• **Exercise aim**:
Which lines of the material hold the word "Percentage"? Copy each one.

• **Recorded data**:
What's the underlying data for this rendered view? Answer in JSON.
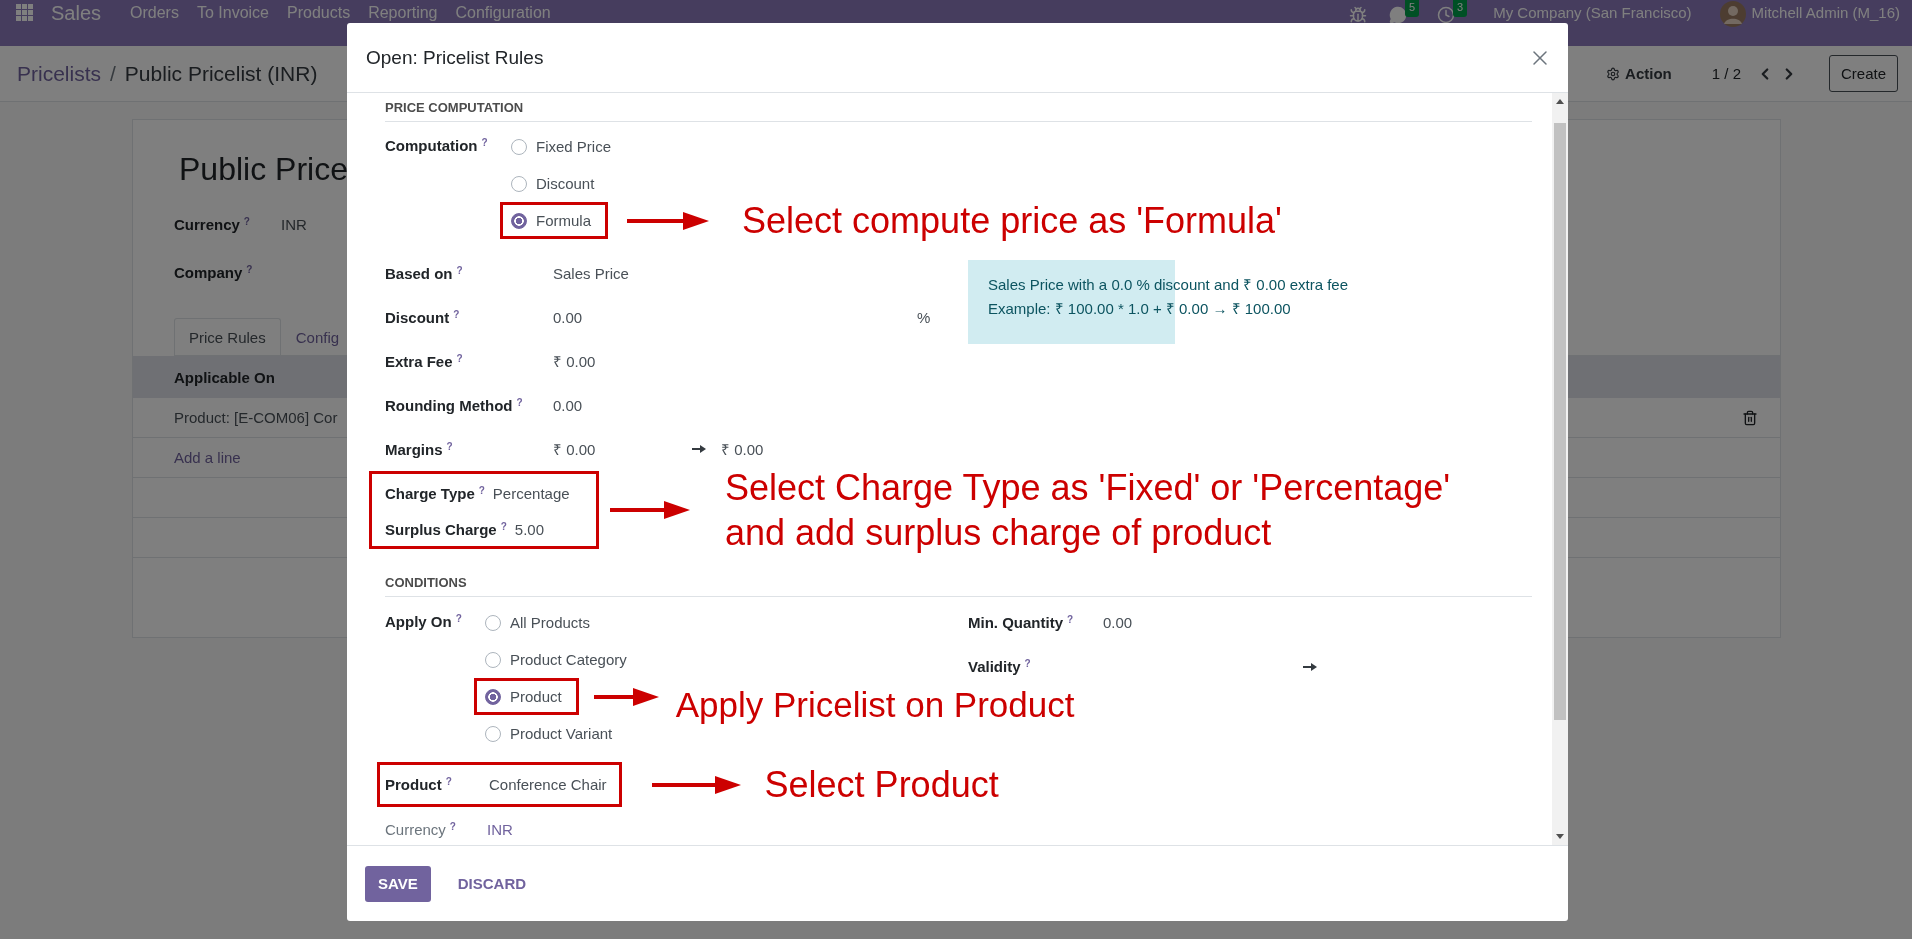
{
  "navbar": {
    "app": "Sales",
    "menu": [
      "Orders",
      "To Invoice",
      "Products",
      "Reporting",
      "Configuration"
    ],
    "chat_count": "5",
    "activity_count": "3",
    "company": "My Company (San Francisco)",
    "user": "Mitchell Admin (M_16)"
  },
  "control_panel": {
    "breadcrumbs": [
      "Pricelists",
      "Public Pricelist (INR)"
    ],
    "separator": "/",
    "action": "Action",
    "pager": "1 / 2",
    "create": "Create"
  },
  "form": {
    "title": "Public Price",
    "fields": [
      {
        "label": "Currency",
        "help": "?",
        "value": "INR"
      },
      {
        "label": "Company",
        "help": "?"
      }
    ],
    "tabs": [
      {
        "label": "Price Rules",
        "selected": true
      },
      {
        "label": "Config",
        "selected": false
      }
    ],
    "table": {
      "columns": [
        "Applicable On"
      ],
      "rows": [
        "Product: [E-COM06] Cor"
      ],
      "add_line": "Add a line"
    }
  },
  "dialog": {
    "title": "Open: Pricelist Rules",
    "price_computation": {
      "heading": "PRICE COMPUTATION",
      "computation": {
        "label": "Computation",
        "help": "?",
        "options": [
          {
            "label": "Fixed Price",
            "selected": false,
            "highlighted": false
          },
          {
            "label": "Discount",
            "selected": false,
            "highlighted": false
          },
          {
            "label": "Formula",
            "selected": true,
            "highlighted": true,
            "callout": "Select compute price as 'Formula'"
          }
        ]
      },
      "fields": [
        {
          "label": "Based on",
          "help": "?",
          "value": "Sales Price"
        },
        {
          "label": "Discount",
          "help": "?",
          "value": "0.00",
          "suffix": "%"
        },
        {
          "label": "Extra Fee",
          "help": "?",
          "value": "₹ 0.00"
        },
        {
          "label": "Rounding Method",
          "help": "?",
          "value": "0.00"
        },
        {
          "label": "Margins",
          "help": "?",
          "value": "₹ 0.00",
          "value_to": "₹ 0.00"
        }
      ],
      "info": [
        "Sales Price with a 0.0 % discount and ₹ 0.00 extra fee",
        "Example: ₹ 100.00 * 1.0 + ₹ 0.00 → ₹ 100.00"
      ],
      "surcharge": {
        "highlighted": true,
        "fields": [
          {
            "label": "Charge Type",
            "help": "?",
            "value": "Percentage"
          },
          {
            "label": "Surplus Charge",
            "help": "?",
            "value": "5.00"
          }
        ],
        "callout": [
          "Select Charge Type as 'Fixed' or 'Percentage'",
          "and add surplus charge of product"
        ]
      }
    },
    "conditions": {
      "heading": "CONDITIONS",
      "apply_on": {
        "label": "Apply On",
        "help": "?",
        "options": [
          {
            "label": "All Products",
            "selected": false,
            "highlighted": false
          },
          {
            "label": "Product Category",
            "selected": false,
            "highlighted": false
          },
          {
            "label": "Product",
            "selected": true,
            "highlighted": true,
            "callout": "Apply Pricelist on Product"
          },
          {
            "label": "Product Variant",
            "selected": false,
            "highlighted": false
          }
        ]
      },
      "min_quantity": {
        "label": "Min. Quantity",
        "help": "?",
        "value": "0.00"
      },
      "validity": {
        "label": "Validity",
        "help": "?"
      },
      "product": {
        "label": "Product",
        "help": "?",
        "value": "Conference Chair",
        "highlighted": true,
        "callout": "Select Product"
      },
      "currency": {
        "label": "Currency",
        "help": "?",
        "value": "INR"
      }
    },
    "buttons": [
      {
        "label": "SAVE",
        "kind": "primary"
      },
      {
        "label": "DISCARD",
        "kind": "link"
      }
    ]
  }
}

• **Task solution**:
            "value": "Percentage"
          "Select Charge Type as 'Fixed' or 'Percentage'",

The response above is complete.